+1 (833) 537-0680

The Basics of Buying Your First Pair of Drumsticks

June 30, 2018
Posted in: Drums
The Basics of Buying Your First Pair of Drumsticks
We’ll break down what you need to know about drumsticks so you can purchase the pair that’s just right for you. When you’re shopping for a pair of drumsticks, keep these points in mind.


Founder & CEO | Sage Music

Which Drumsticks Should You Buy?

If you’re planning to take take drum lessons, then drumsticks are an important investment. Luckily, drumsticks are a low-cost essential for new drummers – especially when compared with the cost of buying an entire drum set. But when it comes to buying your first pair of drumsticks, you’ll quickly discover that there are lots of choices, and it can get a bit overwhelming.

We’ll break down what you need to know about drumsticks so you can purchase the pair that’s just right for you.

When you’re shopping for a pair of drumsticks, keep these points in mind.


Drumsticks come in many different sizes. You need to find a drumstick that fits both you as a musician and the style of music that you’re playing.

The Player

If you buy a drumstick that’s too light or too small for you, then you’re going to have to exert extra effort. This can cause issues like fatigue and unnecessary muscle tension, neither of which will help you learn to play better. Plus, if you’re using sticks that are too light for you, they’ll break frequently, and the cost of constantly buying new drumsticks will start to add up.

On the other hand, drumsticks that are too heavy or large for you are difficult to control. You’ll have a hard time maintaining consistency in your playing, and may find that you can’t control your dynamics well. This is especially true in the case of small children, where a stick that’s too large can be a serious handicap in how well the child is able to learn and progress in their drum lessons.

Sage Music Drum Sticks

The Style of Music

Depending on the style of music that you’re playing, you may want to use different drumsticks. Your drumsticks should do the work for you when you play, meaning you want a stick that’s well-matched to the style of music.

For instance, if you’re playing a type of music where you want a loud and heavy sound most of the time, like in rock, metal, or marching music, then you’ll want a larger, heavier stick. A larger stick will naturally give you that louder sound, and will also give you the endurance you need in order to play loudly consistently.

If you’re playing music with more of a dynamic range and nuance, like jazz, indie, or folk music, then a lighter drumstick will give you more control. You can still achieve those loud dynamics, but you can more easily scale the sound level back for more refined sections, too.

Common Drumstick Sizes and Their Best Uses

As you shop around for drumsticks, you’ll find that there are some common sizes that you’ll see frequently. Here are some of the common sizes and what they’re best used for.

Close up drum set and cymbals


The 5A is a great starting stick that just about every student can use for drum lessons. It’s a size that’s commonly used on the drum set across a variety of music styles.
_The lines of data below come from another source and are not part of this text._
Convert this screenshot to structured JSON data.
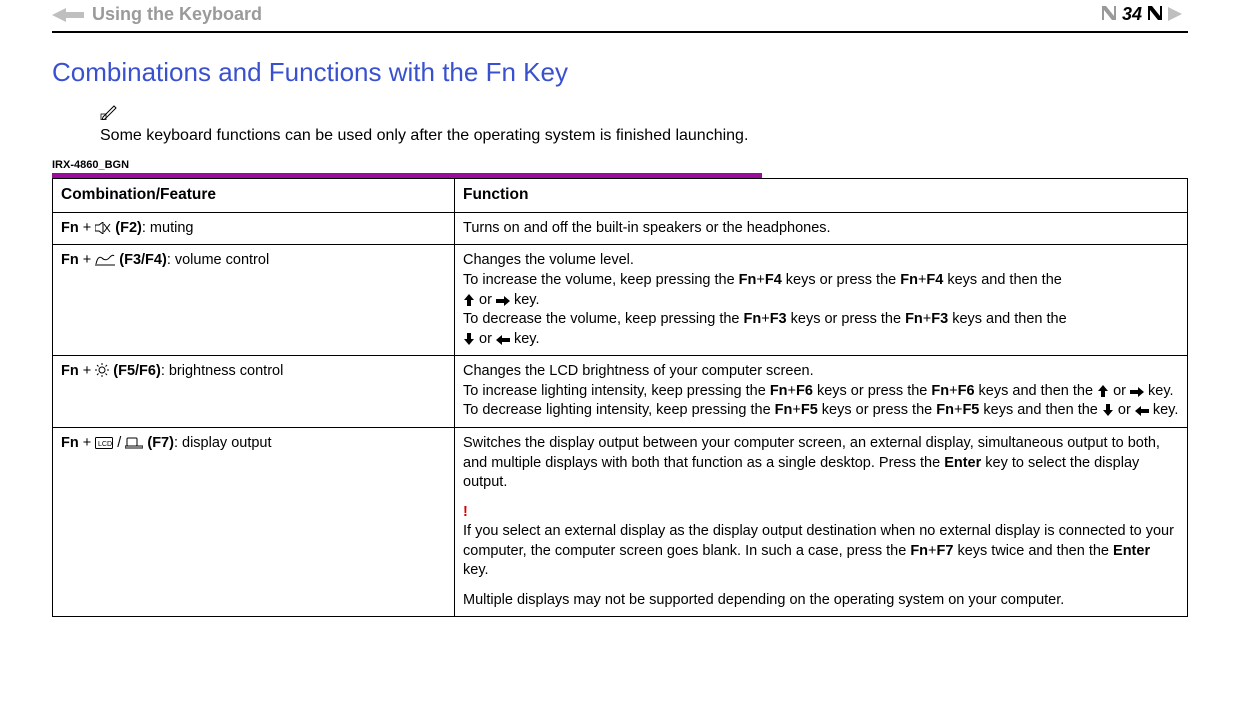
{
  "header": {
    "section_title": "Using the Keyboard",
    "page_number": "34"
  },
  "title": "Combinations and Functions with the Fn Key",
  "note": {
    "text": "Some keyboard functions can be used only after the operating system is finished launching."
  },
  "code_label": "IRX-4860_BGN",
  "table": {
    "head": [
      "Combination/Feature",
      "Function"
    ],
    "rows": [
      {
        "combo_prefix": "Fn",
        "combo_suffix": " (F2)",
        "combo_desc": ": muting",
        "icon": "mute-icon",
        "func_main": "Turns on and off the built-in speakers or the headphones."
      },
      {
        "combo_prefix": "Fn",
        "combo_suffix": " (F3/F4)",
        "combo_desc": ": volume control",
        "icon": "volume-icon",
        "func_main": "Changes the volume level.",
        "inc_a": "To increase the volume, keep pressing the ",
        "inc_k1": "Fn",
        "inc_plus1": "+",
        "inc_k2": "F4",
        "inc_b": " keys or press the ",
        "inc_k3": "Fn",
        "inc_plus2": "+",
        "inc_k4": "F4",
        "inc_c": " keys and then the ",
        "inc_or": " or ",
        "inc_end": " key.",
        "dec_a": "To decrease the volume, keep pressing the ",
        "dec_k1": "Fn",
        "dec_plus1": "+",
        "dec_k2": "F3",
        "dec_b": " keys or press the ",
        "dec_k3": "Fn",
        "dec_plus2": "+",
        "dec_k4": "F3",
        "dec_c": " keys and then the ",
        "dec_or": " or ",
        "dec_end": " key."
      },
      {
        "combo_prefix": "Fn",
        "combo_suffix": " (F5/F6)",
        "combo_desc": ": brightness control",
        "icon": "brightness-icon",
        "func_main": "Changes the LCD brightness of your computer screen.",
        "inc_a": "To increase lighting intensity, keep pressing the ",
        "inc_k1": "Fn",
        "inc_plus1": "+",
        "inc_k2": "F6",
        "inc_b": " keys or press the ",
        "inc_k3": "Fn",
        "inc_plus2": "+",
        "inc_k4": "F6",
        "inc_c": " keys and then the ",
        "inc_or": " or ",
        "inc_end": " key.",
        "dec_a": "To decrease lighting intensity, keep pressing the ",
        "dec_k1": "Fn",
        "dec_plus1": "+",
        "dec_k2": "F5",
        "dec_b": " keys or press the ",
        "dec_k3": "Fn",
        "dec_plus2": "+",
        "dec_k4": "F5",
        "dec_c": " keys and then the ",
        "dec_or": " or ",
        "dec_end": " key."
      },
      {
        "combo_prefix": "Fn",
        "combo_suffix": " (F7)",
        "combo_desc": ": display output",
        "icon": "display-icon",
        "func_main_a": "Switches the display output between your computer screen, an external display, simultaneous output to both, and multiple displays with both that function as a single desktop. Press the ",
        "func_enter": "Enter",
        "func_main_b": " key to select the display output.",
        "warn_mark": "!",
        "warn_a": "If you select an external display as the display output destination when no external display is connected to your computer, the computer screen goes blank. In such a case, press the ",
        "warn_k1": "Fn",
        "warn_plus": "+",
        "warn_k2": "F7",
        "warn_b": " keys twice and then the ",
        "warn_enter": "Enter",
        "warn_c": " key.",
        "tail": "Multiple displays may not be supported depending on the operating system on your computer."
      }
    ]
  }
}
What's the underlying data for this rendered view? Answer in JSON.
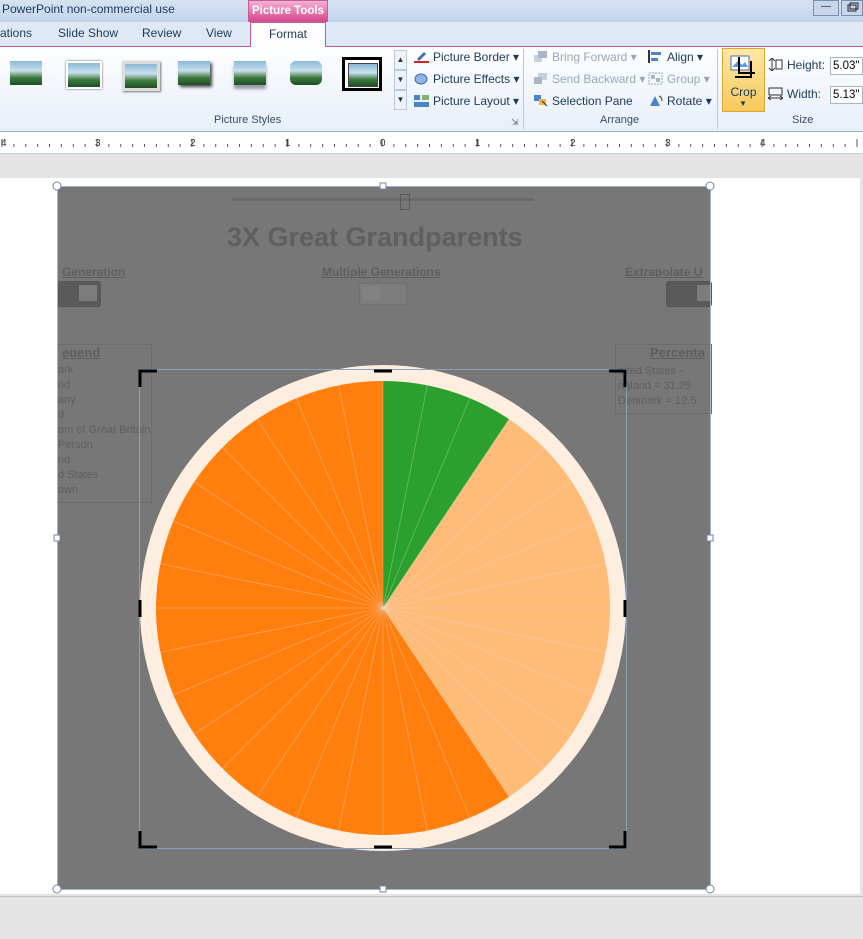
{
  "title_bar": {
    "app_title": "PowerPoint non-commercial use",
    "context_tab_header": "Picture Tools",
    "window_buttons": [
      "minimize-icon",
      "restore-icon"
    ]
  },
  "tabs": {
    "animations": "ations",
    "slide_show": "Slide Show",
    "review": "Review",
    "view": "View",
    "format": "Format"
  },
  "ribbon": {
    "picture_styles": {
      "label": "Picture Styles",
      "gallery_thumbnail_count": 7,
      "selected_index": 6,
      "border": "Picture Border",
      "effects": "Picture Effects",
      "layout": "Picture Layout"
    },
    "arrange": {
      "label": "Arrange",
      "bring_forward": "Bring Forward",
      "send_backward": "Send Backward",
      "selection_pane": "Selection Pane",
      "align": "Align",
      "group": "Group",
      "rotate": "Rotate"
    },
    "size": {
      "label": "Size",
      "crop": "Crop",
      "height_label": "Height:",
      "height_value": "5.03\"",
      "width_label": "Width:",
      "width_value": "5.13\""
    }
  },
  "ruler": {
    "numbers": [
      "4",
      "3",
      "2",
      "1",
      "0",
      "1",
      "2",
      "3",
      "4"
    ]
  },
  "slide_ghost": {
    "title": "3X Great Grandparents",
    "generation": "Generation",
    "multiple_generations": "Multiple Generations",
    "extrapolate": "Extrapolate U",
    "legend_title": "egend",
    "legend_items": [
      "ark",
      "nd",
      "any",
      "d",
      "om of Great Britain",
      "Person",
      "nd",
      "d States",
      "own"
    ],
    "percent_title": "Percenta",
    "percent_items": [
      "nited States -",
      "ngland = 31.25",
      "Denmark = 12.5"
    ]
  },
  "pie": {
    "slice_count": 32,
    "colors": {
      "ring": "#fdeee0",
      "dark_orange": "#ff7f0e",
      "green": "#2ca02c",
      "light_orange": "#ffbb78",
      "divider": "#e6e6e6"
    },
    "slices": [
      {
        "name": "green",
        "count": 3,
        "color": "#2ca02c"
      },
      {
        "name": "light-orange",
        "count": 10,
        "color": "#ffbb78"
      },
      {
        "name": "dark-orange",
        "count": 19,
        "color": "#ff7f0e"
      }
    ]
  }
}
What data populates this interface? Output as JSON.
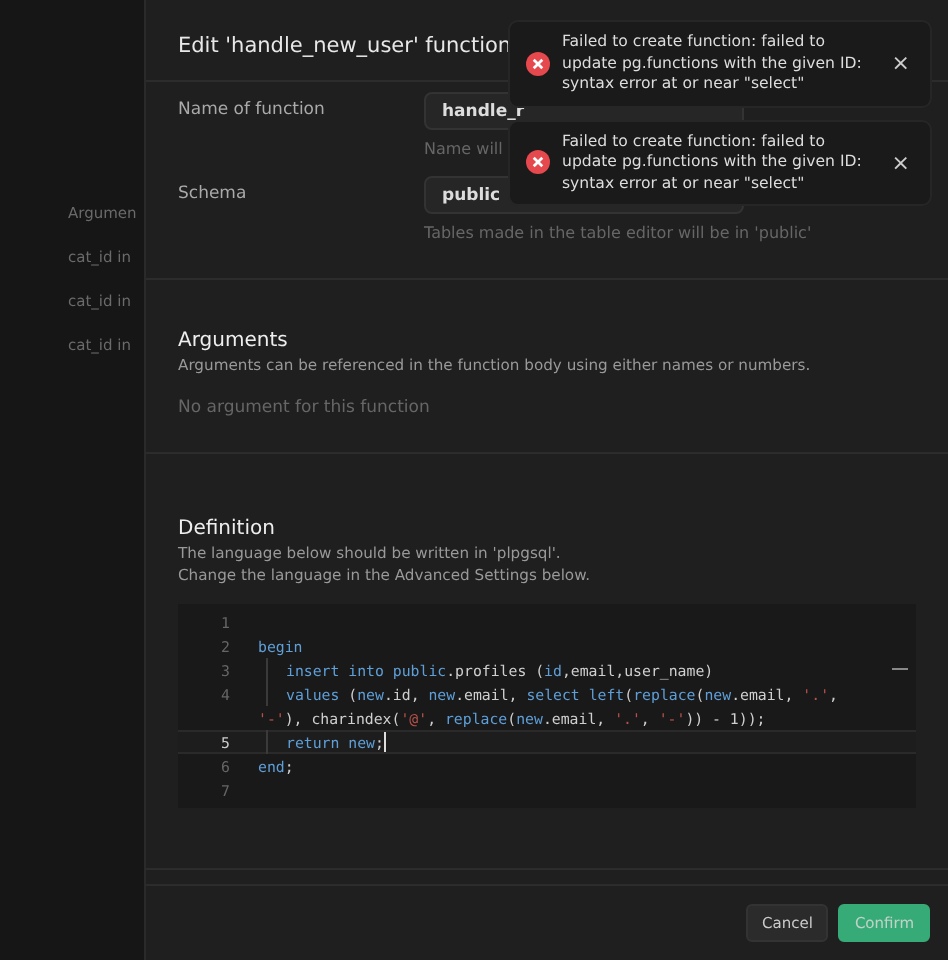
{
  "background_items": [
    "Argumen",
    "cat_id in",
    "cat_id in",
    "cat_id in"
  ],
  "dialog": {
    "title": "Edit 'handle_new_user' function",
    "fields": [
      {
        "label": "Name of function",
        "value": "handle_r",
        "hint": "Name will"
      },
      {
        "label": "Schema",
        "value": "public",
        "hint": "Tables made in the table editor will be in 'public'"
      }
    ],
    "arguments": {
      "heading": "Arguments",
      "description": "Arguments can be referenced in the function body using either names or numbers.",
      "empty": "No argument for this function"
    },
    "definition": {
      "heading": "Definition",
      "notes": [
        "The language below should be written in 'plpgsql'.",
        "Change the language in the Advanced Settings below."
      ],
      "lines": [
        {
          "number": "1",
          "current": false,
          "rows": [
            {
              "guide": false,
              "tokens": []
            }
          ]
        },
        {
          "number": "2",
          "current": false,
          "rows": [
            {
              "guide": false,
              "tokens": [
                {
                  "kind": "kw",
                  "text": "begin"
                }
              ]
            }
          ]
        },
        {
          "number": "3",
          "current": false,
          "rows": [
            {
              "guide": true,
              "tokens": [
                {
                  "kind": "kw",
                  "text": "insert into public"
                },
                {
                  "kind": "plain",
                  "text": ".profiles ("
                },
                {
                  "kind": "kw",
                  "text": "id"
                },
                {
                  "kind": "plain",
                  "text": ",email,user_name)"
                }
              ]
            }
          ]
        },
        {
          "number": "4",
          "current": false,
          "rows": [
            {
              "guide": true,
              "tokens": [
                {
                  "kind": "kw",
                  "text": "values"
                },
                {
                  "kind": "plain",
                  "text": " ("
                },
                {
                  "kind": "kw",
                  "text": "new"
                },
                {
                  "kind": "plain",
                  "text": ".id, "
                },
                {
                  "kind": "kw",
                  "text": "new"
                },
                {
                  "kind": "plain",
                  "text": ".email, "
                },
                {
                  "kind": "kw",
                  "text": "select left"
                },
                {
                  "kind": "plain",
                  "text": "("
                },
                {
                  "kind": "kw",
                  "text": "replace"
                },
                {
                  "kind": "plain",
                  "text": "("
                },
                {
                  "kind": "kw",
                  "text": "new"
                },
                {
                  "kind": "plain",
                  "text": ".email, "
                },
                {
                  "kind": "str",
                  "text": "'.'"
                },
                {
                  "kind": "plain",
                  "text": ","
                }
              ]
            },
            {
              "guide": false,
              "tokens": [
                {
                  "kind": "str",
                  "text": "'-'"
                },
                {
                  "kind": "plain",
                  "text": "), charindex("
                },
                {
                  "kind": "str",
                  "text": "'@'"
                },
                {
                  "kind": "plain",
                  "text": ", "
                },
                {
                  "kind": "kw",
                  "text": "replace"
                },
                {
                  "kind": "plain",
                  "text": "("
                },
                {
                  "kind": "kw",
                  "text": "new"
                },
                {
                  "kind": "plain",
                  "text": ".email, "
                },
                {
                  "kind": "str",
                  "text": "'.'"
                },
                {
                  "kind": "plain",
                  "text": ", "
                },
                {
                  "kind": "str",
                  "text": "'-'"
                },
                {
                  "kind": "plain",
                  "text": ")) - 1));"
                }
              ]
            }
          ]
        },
        {
          "number": "5",
          "current": true,
          "rows": [
            {
              "guide": true,
              "tokens": [
                {
                  "kind": "kw",
                  "text": "return new"
                },
                {
                  "kind": "plain",
                  "text": ";"
                }
              ]
            }
          ]
        },
        {
          "number": "6",
          "current": false,
          "rows": [
            {
              "guide": false,
              "tokens": [
                {
                  "kind": "kw",
                  "text": "end"
                },
                {
                  "kind": "plain",
                  "text": ";"
                }
              ]
            }
          ]
        },
        {
          "number": "7",
          "current": false,
          "rows": [
            {
              "guide": false,
              "tokens": []
            }
          ]
        }
      ]
    },
    "buttons": [
      {
        "label": "Cancel",
        "kind": "secondary"
      },
      {
        "label": "Confirm",
        "kind": "primary"
      }
    ]
  },
  "toasts": [
    {
      "message": "Failed to create function: failed to update pg.functions with the given ID: syntax error at or near \"select\"",
      "close": "×"
    },
    {
      "message": "Failed to create function: failed to update pg.functions with the given ID: syntax error at or near \"select\"",
      "close": "×"
    }
  ]
}
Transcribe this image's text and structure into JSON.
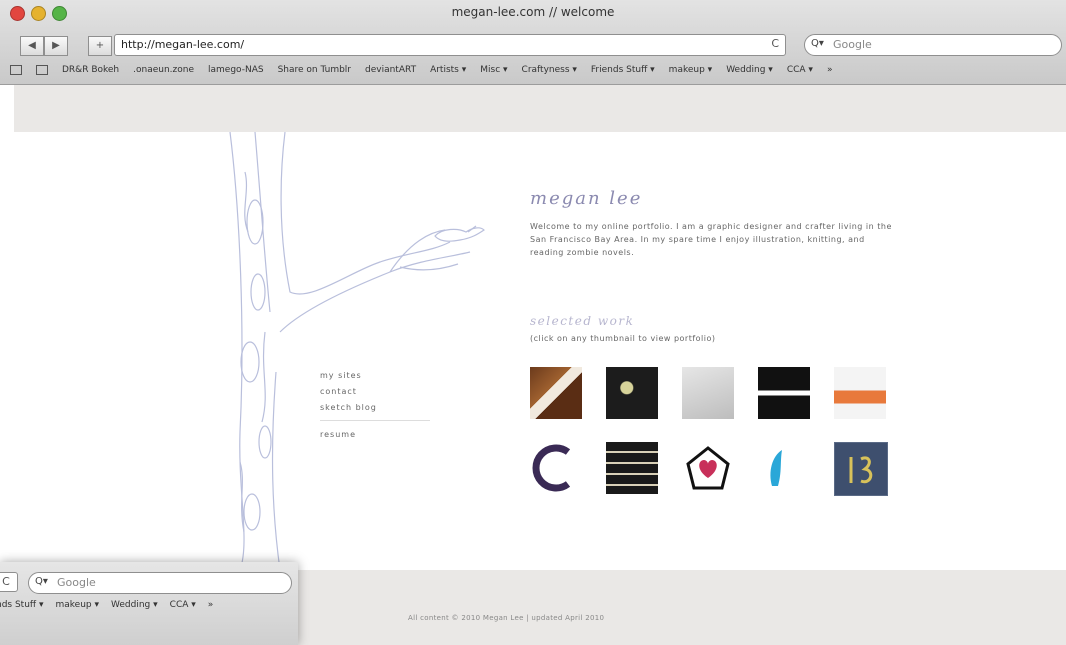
{
  "window": {
    "title": "megan-lee.com // welcome"
  },
  "toolbar": {
    "back_label": "◀",
    "forward_label": "▶",
    "add_label": "+",
    "url": "http://megan-lee.com/",
    "reload_label": "C",
    "search_placeholder": "Google",
    "search_icon": "Q▾"
  },
  "bookmarks": [
    "DR&R Bokeh",
    ".onaeun.zone",
    "lamego-NAS",
    "Share on Tumblr",
    "deviantART",
    "Artists ▾",
    "Misc ▾",
    "Craftyness ▾",
    "Friends Stuff ▾",
    "makeup ▾",
    "Wedding ▾",
    "CCA ▾",
    "»"
  ],
  "page": {
    "name": "megan lee",
    "intro": "Welcome to my online portfolio. I am a graphic designer and crafter living in the San Francisco Bay Area. In my spare time I enjoy illustration, knitting, and reading zombie novels.",
    "selected_title": "selected work",
    "selected_sub": "(click on any thumbnail to view portfolio)",
    "nav": [
      "my sites",
      "contact",
      "sketch blog",
      "resume"
    ],
    "footer": "All content © 2010 Megan Lee | updated April 2010"
  },
  "inset": {
    "reload_label": "C",
    "search_placeholder": "Google",
    "bookmarks": [
      "nds Stuff ▾",
      "makeup ▾",
      "Wedding ▾",
      "CCA ▾",
      "»"
    ]
  },
  "colors": {
    "tree_stroke": "#b9bfdc",
    "accent_heading": "#8b8ab0",
    "chrome": "#d4d4d4",
    "page_band": "#eae8e6"
  }
}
If you purchase the 5A from major drumstick manufacturers like Vic Firth, Vater, and Pro-Mark, then you’ll know you’re buying a good, all-around drumstick.


The 5B is a common alternative stick to the 5A. The 5B is a bit wider in its circumference, making it a heavier option.

Vic Firth SD1

This stick is commonly used as a starter stick for the concert snare drum, and many school programs use the SD1. However, this stick has a wider circumference, so it’s a big stick if you have small hands.


This stick’s lighter, thinner circumference makes it a perfect choice for jazz players. It can also be a great starter stick for younger students with smaller hands. If you’re considering playing jazz, then be sure to also invest in a pair of brushes, too.

Vic Firth Corpsmaster

This is one of the widest, heaviest sticks available, and is an appropriate choice for marching, but not much else. If you’re interested in marching percussion, then you should definitely become comfortable using these large sticks.

Vic Firth SD4

The SD4’s size is somewhere between the 5A and the 7A, but this stick is a great versatile option. It’s an excellent choice for jazz, fusion, funk, and light rock. If you have smaller hands, this stick is a great option for rock music.

Close Up of Drum Stick

Wood Versus Nylon Tip

One final consideration is whether to buy drumsticks with wood or nylon tips. As a beginning drummer, you don’t need to worry too much about this.

Wood tips can chip over time, which will affect the drumstick’s rebound and symmetry. Chipped sticks are difficult to play on, as a result.

Nylon sticks make for a brighter sound when you’re playing cymbals. You may or may not want this effect, depending on the type of music you’re playing. But they won’t chip like their wooden counterparts.

Buying Your New Drumsticks

You can really only learn what you like and want in your drumsticks by trying different sticks out yourself. As you try out different sizes, types, and brands, you’ll start to learn about your own preferences. Yourmusic teacher can also help you to choose a pair that works well for you.

If you’re juststarting drum lessons, then it’s most important to learn how to play consistently with one or two pairs of sticks. Don’t go out and buy 7 different pairs; instead, choose a pair or two from the list above and practice until you have good control over them. Then you can experiment with other types.

Share this:


 ⋅  0 comments have been posted.
Login or sign up to post comments.